Matthew Gallagher began his studies in Boston with a few other colleagues nine years ago as a large clinical trial for examining different treatments options for anxiety disorders. Gallagher included hope as a potential tool of change based on his and his colleagues’ previous work.
“Everybody copes with anxiety to some extent on a regular basis,” Gallagher said. “Our findings speak to the importance of maintaining hope or positive expectations about your ability to pursue and achieve goals as one factor that can help in managing anxiety.”
For students with anxiety, having academic hope not just for the semester but for their future profession could give someone the motivation to work past it.
Hope in students promotes more than the ability to do well in class, being successful and helping with anxiety. Hope could further enhance mental health from anxiety disorders, Gallagher said.
“My research lab has multiple ongoing projects examining when and how hope may promote positive mental health or resilience to or recovery from anxiety and stress disorder,” Gallagher said.
Hope is similar to other positive psychology constructs like self-efficacy and optimism, according to a news release.
The study helps to understand how people with anxiety can recover during treatment by keeping a positive outlook.
Some students agreed that having hope improved their academic lives.
“I think hope goes hand in hand with having a positive mind set, and students should take things day by day and not stress over the little things,” said kinesiology senior Britani Kirkpatrick.
Others felt social connections kept them feeling positive.
“I find meeting up with friends and doing study group helps because we’re all in it together and it’s a refresher and being productive at the same time,” said biology junior Arlette Chavez.
As Gallagher continues his research with anxiety, he still plans on using hope as a resource in anxiety treatment and believes there is still more to learn.

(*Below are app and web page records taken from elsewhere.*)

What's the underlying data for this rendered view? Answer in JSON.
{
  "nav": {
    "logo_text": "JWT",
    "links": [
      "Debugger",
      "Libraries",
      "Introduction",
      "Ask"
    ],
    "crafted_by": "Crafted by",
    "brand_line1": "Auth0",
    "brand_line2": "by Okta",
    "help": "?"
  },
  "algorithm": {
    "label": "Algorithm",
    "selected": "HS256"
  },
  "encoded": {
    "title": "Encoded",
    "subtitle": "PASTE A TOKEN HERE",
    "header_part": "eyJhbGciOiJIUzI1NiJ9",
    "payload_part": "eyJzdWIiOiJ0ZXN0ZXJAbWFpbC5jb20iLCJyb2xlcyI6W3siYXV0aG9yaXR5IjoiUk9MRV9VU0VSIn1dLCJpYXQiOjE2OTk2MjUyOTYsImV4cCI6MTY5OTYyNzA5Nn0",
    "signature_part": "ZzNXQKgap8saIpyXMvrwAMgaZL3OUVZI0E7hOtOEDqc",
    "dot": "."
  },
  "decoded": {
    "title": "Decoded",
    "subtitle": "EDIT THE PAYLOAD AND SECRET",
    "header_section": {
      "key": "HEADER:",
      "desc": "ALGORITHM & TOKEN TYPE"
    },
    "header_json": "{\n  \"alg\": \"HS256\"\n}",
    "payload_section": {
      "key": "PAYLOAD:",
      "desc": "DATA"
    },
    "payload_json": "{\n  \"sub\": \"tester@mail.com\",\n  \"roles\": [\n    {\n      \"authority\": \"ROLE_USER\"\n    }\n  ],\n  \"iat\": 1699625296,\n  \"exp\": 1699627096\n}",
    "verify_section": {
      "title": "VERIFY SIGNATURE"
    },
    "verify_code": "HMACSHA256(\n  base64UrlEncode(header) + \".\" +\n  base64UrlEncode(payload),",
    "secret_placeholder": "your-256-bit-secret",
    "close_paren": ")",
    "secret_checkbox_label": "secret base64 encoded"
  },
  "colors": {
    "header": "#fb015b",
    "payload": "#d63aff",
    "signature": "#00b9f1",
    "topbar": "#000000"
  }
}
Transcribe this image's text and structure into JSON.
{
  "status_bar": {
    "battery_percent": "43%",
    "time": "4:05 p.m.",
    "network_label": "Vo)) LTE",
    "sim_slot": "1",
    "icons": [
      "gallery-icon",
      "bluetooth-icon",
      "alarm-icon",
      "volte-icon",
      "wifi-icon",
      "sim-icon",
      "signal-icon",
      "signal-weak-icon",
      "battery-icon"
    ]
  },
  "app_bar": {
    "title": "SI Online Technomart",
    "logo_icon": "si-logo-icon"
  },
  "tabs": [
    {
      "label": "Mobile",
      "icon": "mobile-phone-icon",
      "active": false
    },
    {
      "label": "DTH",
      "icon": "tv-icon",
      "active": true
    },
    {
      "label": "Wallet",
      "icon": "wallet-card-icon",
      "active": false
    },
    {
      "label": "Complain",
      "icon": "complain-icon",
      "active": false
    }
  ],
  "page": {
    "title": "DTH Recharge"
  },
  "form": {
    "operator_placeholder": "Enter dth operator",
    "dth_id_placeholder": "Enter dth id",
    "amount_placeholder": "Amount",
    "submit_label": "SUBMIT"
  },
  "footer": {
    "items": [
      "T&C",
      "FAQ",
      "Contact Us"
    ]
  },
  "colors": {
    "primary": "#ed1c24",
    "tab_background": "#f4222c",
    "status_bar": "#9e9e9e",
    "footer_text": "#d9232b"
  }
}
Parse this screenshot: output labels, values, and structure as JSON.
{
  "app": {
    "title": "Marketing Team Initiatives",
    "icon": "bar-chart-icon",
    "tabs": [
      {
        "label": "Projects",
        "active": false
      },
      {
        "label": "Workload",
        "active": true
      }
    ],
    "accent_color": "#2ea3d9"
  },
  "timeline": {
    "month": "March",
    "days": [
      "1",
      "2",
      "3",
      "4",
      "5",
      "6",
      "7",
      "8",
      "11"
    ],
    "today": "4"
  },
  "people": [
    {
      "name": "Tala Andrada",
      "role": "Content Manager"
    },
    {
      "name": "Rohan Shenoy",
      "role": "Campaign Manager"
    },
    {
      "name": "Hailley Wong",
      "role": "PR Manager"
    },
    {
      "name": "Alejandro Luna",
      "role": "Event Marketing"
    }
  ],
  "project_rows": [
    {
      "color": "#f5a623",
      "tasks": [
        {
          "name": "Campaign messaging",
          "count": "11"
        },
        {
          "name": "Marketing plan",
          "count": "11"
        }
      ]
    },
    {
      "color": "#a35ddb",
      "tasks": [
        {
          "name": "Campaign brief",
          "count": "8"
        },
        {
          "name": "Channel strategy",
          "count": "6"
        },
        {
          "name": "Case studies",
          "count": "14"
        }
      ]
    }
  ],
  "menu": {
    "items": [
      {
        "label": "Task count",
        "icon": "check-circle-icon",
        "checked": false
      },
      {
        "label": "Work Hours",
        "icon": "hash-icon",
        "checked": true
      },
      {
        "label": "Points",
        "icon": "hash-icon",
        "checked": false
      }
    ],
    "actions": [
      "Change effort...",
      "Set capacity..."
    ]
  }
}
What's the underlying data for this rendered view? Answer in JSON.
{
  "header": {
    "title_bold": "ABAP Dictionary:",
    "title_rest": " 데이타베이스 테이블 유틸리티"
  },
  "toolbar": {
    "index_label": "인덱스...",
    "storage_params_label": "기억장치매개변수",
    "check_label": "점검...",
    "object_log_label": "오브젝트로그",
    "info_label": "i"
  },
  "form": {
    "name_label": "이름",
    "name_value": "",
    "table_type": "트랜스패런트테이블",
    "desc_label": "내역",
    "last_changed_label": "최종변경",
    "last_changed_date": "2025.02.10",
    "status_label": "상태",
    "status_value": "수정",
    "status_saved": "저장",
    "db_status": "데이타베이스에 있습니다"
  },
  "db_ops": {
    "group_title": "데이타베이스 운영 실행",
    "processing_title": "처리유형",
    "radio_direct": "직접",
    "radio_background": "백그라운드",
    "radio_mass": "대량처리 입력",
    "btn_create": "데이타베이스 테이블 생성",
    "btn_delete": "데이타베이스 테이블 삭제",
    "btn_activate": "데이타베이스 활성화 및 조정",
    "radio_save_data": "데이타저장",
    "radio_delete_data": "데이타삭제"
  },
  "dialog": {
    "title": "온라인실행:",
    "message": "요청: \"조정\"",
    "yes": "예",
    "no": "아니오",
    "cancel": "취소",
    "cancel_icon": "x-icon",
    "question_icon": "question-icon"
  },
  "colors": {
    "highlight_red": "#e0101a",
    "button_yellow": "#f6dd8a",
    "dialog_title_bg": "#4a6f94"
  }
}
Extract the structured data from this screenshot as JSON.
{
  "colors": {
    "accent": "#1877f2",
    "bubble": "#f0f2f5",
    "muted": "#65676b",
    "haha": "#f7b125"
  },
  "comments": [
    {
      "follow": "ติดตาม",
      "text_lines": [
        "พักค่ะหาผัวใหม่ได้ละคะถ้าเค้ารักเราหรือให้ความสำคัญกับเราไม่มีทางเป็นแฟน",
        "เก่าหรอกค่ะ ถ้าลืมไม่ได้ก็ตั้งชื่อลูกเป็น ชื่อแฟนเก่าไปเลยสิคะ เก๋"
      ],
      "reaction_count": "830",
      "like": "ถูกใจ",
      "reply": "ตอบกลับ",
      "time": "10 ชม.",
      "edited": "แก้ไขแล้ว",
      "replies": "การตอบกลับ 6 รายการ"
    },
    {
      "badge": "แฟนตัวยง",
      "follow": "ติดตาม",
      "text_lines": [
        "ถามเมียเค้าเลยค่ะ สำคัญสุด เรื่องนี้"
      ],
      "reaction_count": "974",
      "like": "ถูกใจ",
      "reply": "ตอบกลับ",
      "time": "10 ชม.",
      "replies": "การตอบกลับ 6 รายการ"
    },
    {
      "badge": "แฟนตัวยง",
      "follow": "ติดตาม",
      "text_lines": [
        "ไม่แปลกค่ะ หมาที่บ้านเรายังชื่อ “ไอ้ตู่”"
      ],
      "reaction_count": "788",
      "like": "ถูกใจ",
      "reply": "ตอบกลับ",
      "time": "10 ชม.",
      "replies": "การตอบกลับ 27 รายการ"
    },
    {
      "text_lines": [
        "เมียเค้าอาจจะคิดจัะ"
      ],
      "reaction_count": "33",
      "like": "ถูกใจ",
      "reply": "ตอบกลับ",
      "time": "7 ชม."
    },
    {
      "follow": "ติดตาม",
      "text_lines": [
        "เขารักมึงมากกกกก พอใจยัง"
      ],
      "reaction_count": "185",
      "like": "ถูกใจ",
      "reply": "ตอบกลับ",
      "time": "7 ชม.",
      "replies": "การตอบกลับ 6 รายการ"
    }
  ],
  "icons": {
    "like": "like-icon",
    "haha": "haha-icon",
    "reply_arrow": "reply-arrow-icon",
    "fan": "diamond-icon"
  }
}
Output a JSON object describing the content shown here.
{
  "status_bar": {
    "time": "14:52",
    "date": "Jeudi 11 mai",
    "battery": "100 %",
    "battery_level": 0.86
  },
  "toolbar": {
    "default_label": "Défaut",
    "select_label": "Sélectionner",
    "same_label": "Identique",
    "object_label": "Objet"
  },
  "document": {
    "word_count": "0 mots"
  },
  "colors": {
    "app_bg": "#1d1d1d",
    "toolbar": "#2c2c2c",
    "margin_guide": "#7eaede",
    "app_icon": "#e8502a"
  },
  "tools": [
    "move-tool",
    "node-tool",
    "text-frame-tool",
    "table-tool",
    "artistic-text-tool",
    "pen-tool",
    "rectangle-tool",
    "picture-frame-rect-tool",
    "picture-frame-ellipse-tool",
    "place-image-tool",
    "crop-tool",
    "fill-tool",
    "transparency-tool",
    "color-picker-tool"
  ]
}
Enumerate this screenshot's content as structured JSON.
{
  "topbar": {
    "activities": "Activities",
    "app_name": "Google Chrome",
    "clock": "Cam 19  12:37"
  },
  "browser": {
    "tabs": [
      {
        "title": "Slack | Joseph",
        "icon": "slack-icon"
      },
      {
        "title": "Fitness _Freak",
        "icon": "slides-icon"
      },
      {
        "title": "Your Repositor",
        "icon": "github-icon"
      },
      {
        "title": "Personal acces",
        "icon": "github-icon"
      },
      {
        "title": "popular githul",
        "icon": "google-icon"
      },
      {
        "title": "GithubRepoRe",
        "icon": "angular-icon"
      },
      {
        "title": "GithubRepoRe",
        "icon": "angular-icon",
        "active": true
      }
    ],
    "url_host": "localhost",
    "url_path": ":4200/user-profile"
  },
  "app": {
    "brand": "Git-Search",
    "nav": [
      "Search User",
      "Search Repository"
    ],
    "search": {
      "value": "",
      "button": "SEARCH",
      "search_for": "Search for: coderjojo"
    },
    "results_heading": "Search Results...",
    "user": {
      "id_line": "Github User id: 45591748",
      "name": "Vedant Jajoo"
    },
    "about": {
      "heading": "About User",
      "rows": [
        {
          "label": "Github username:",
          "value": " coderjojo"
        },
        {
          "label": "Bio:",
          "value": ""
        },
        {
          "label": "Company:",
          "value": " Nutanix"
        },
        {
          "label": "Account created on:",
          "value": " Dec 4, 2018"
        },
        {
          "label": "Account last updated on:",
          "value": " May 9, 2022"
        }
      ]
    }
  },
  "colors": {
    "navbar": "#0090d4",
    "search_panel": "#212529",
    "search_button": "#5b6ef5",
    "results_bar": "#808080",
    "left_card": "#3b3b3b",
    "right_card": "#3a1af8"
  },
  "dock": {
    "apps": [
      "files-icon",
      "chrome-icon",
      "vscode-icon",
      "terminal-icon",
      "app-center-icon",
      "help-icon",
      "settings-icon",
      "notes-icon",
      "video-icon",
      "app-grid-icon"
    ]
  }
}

“We expect to continue to find that hope plays an important role in promoting resilience and well-being,” Gallagher said.